EXERCISE -
Find every line below that contains the word "power" and copy it out.

(Dataset excerpts)

* * *

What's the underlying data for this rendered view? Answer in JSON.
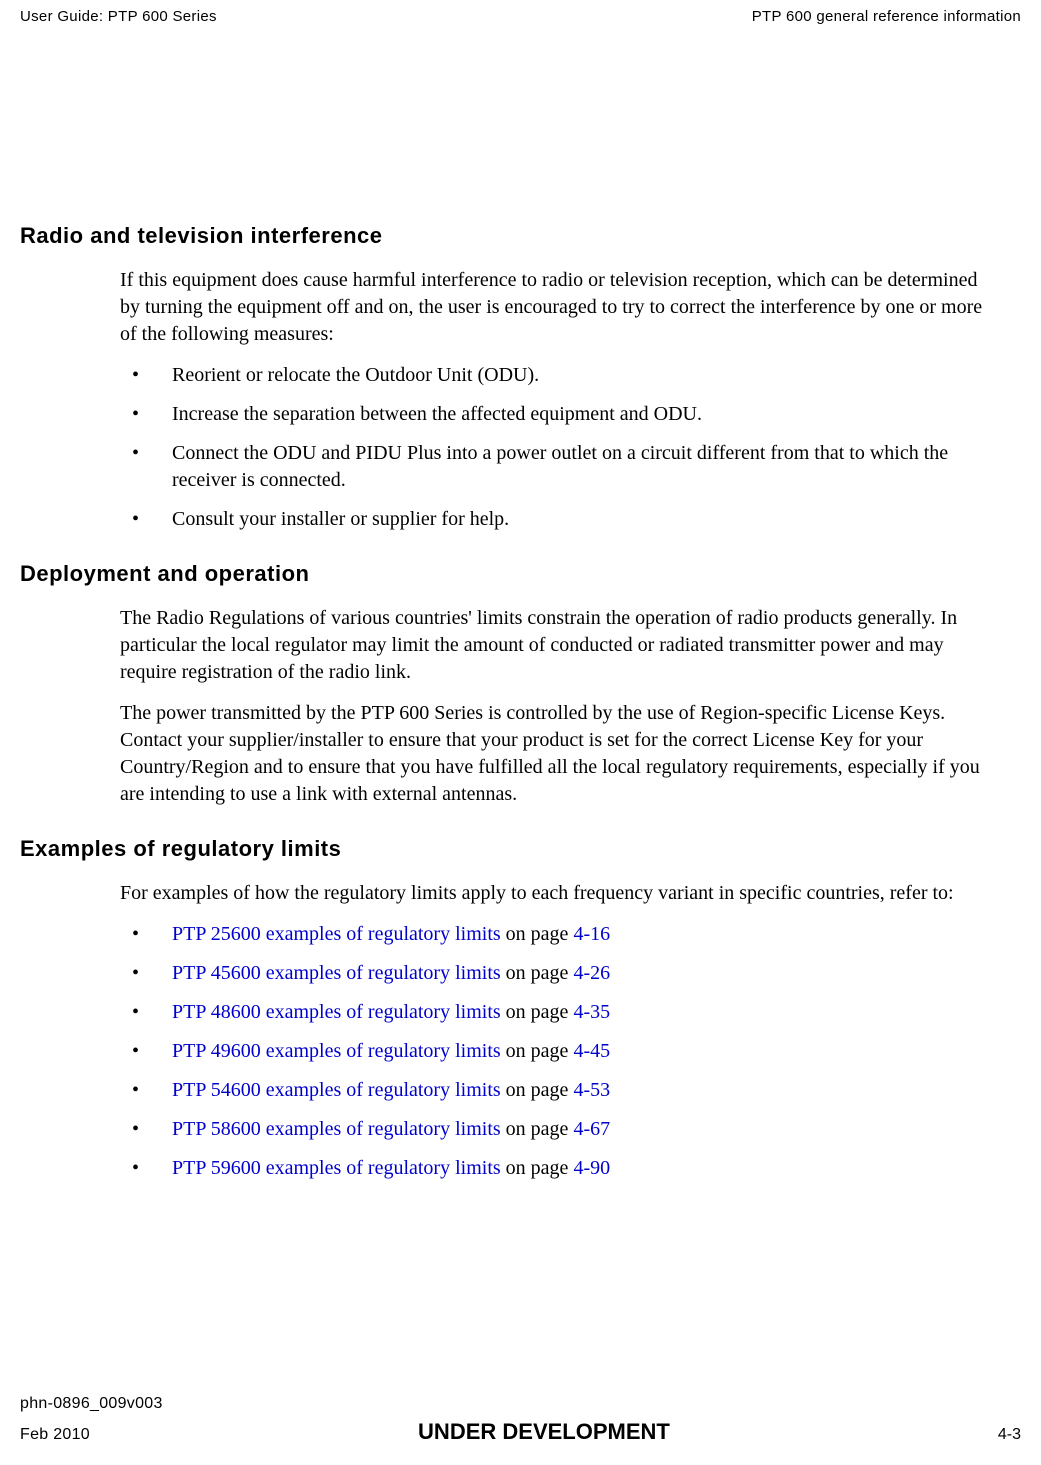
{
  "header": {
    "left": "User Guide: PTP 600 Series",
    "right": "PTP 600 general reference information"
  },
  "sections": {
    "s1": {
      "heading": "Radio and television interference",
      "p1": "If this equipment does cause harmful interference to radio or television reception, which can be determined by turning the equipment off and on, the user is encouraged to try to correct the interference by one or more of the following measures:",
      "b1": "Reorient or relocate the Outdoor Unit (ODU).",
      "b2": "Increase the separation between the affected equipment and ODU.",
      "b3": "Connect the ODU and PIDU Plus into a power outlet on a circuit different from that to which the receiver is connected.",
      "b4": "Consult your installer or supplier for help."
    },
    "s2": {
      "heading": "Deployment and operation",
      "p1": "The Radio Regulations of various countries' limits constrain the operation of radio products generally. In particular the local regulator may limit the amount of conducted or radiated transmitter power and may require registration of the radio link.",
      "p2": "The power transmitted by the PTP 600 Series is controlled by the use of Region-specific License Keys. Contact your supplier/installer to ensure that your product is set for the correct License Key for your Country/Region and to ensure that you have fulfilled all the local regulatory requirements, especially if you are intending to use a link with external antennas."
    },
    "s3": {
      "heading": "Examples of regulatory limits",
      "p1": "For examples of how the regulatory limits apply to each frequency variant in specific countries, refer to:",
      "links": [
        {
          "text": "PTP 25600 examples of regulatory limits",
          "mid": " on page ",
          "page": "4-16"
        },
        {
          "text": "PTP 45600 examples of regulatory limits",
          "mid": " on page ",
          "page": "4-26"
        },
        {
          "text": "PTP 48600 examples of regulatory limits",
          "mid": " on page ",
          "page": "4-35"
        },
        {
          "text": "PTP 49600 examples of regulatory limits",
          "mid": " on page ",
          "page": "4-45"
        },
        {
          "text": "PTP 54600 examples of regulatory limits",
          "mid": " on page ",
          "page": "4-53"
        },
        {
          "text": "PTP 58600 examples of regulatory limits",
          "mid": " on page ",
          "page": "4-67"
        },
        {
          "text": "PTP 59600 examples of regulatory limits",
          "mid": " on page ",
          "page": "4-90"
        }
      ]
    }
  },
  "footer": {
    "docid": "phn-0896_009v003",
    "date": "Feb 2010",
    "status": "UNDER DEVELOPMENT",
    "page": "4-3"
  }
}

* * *

YOUR RESPONSE -
      "b3": "Connect the ODU and PIDU Plus into a power outlet on a circuit different from that to which the receiver is connected.",
      "p1": "The Radio Regulations of various countries' limits constrain the operation of radio products generally. In particular the local regulator may limit the amount of conducted or radiated transmitter power and may require registration of the radio link.",
      "p2": "The power transmitted by the PTP 600 Series is controlled by the use of Region-specific License Keys. Contact your supplier/installer to ensure that your product is set for the correct License Key for your Country/Region and to ensure that you have fulfilled all the local regulatory requirements, especially if you are intending to use a link with external antennas."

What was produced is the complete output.